Task instructions:
Skip the pictures, and retype the data below in full, exactly.

Data supplied Block Start

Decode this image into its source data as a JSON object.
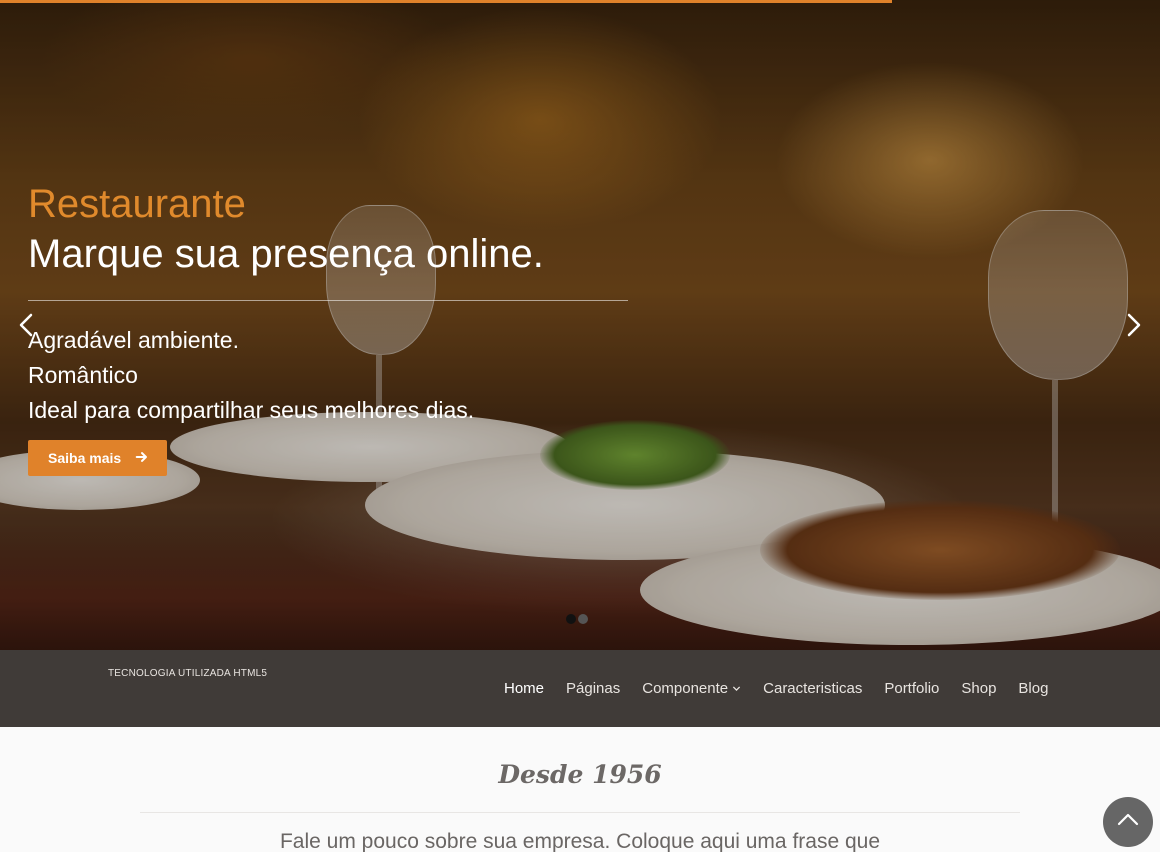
{
  "hero": {
    "kicker": "Restaurante",
    "title": "Marque sua presença online.",
    "lines": [
      "Agradável ambiente.",
      "Romântico",
      "Ideal para compartilhar seus melhores dias."
    ],
    "cta_label": "Saiba mais",
    "slides": {
      "count": 2,
      "active_index": 0
    }
  },
  "navbar": {
    "brand": "TECNOLOGIA UTILIZADA HTML5",
    "items": [
      {
        "label": "Home",
        "active": true
      },
      {
        "label": "Páginas"
      },
      {
        "label": "Componente",
        "has_dropdown": true
      },
      {
        "label": "Caracteristicas"
      },
      {
        "label": "Portfolio"
      },
      {
        "label": "Shop"
      },
      {
        "label": "Blog"
      }
    ]
  },
  "content": {
    "since": "Desde 1956",
    "about": "Fale um pouco sobre sua empresa. Coloque aqui uma frase que"
  },
  "colors": {
    "accent": "#e0822a",
    "navbar": "#403b38",
    "background": "#fafafa"
  },
  "icons": {
    "prev": "chevron-left-icon",
    "next": "chevron-right-icon",
    "cta": "arrow-right-icon",
    "dropdown": "chevron-down-icon",
    "to_top": "chevron-up-icon"
  }
}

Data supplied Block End

Response for this exercise:
Decode this image into its source data as a JSON object.
{
  "hero": {
    "kicker": "Restaurante",
    "title": "Marque sua presença online.",
    "lines": [
      "Agradável ambiente.",
      "Romântico",
      "Ideal para compartilhar seus melhores dias."
    ],
    "cta_label": "Saiba mais",
    "slides": {
      "count": 2,
      "active_index": 0
    }
  },
  "navbar": {
    "brand": "TECNOLOGIA UTILIZADA HTML5",
    "items": [
      {
        "label": "Home",
        "active": true
      },
      {
        "label": "Páginas"
      },
      {
        "label": "Componente",
        "has_dropdown": true
      },
      {
        "label": "Caracteristicas"
      },
      {
        "label": "Portfolio"
      },
      {
        "label": "Shop"
      },
      {
        "label": "Blog"
      }
    ]
  },
  "content": {
    "since": "Desde 1956",
    "about": "Fale um pouco sobre sua empresa. Coloque aqui uma frase que"
  },
  "colors": {
    "accent": "#e0822a",
    "navbar": "#403b38",
    "background": "#fafafa"
  },
  "icons": {
    "prev": "chevron-left-icon",
    "next": "chevron-right-icon",
    "cta": "arrow-right-icon",
    "dropdown": "chevron-down-icon",
    "to_top": "chevron-up-icon"
  }
}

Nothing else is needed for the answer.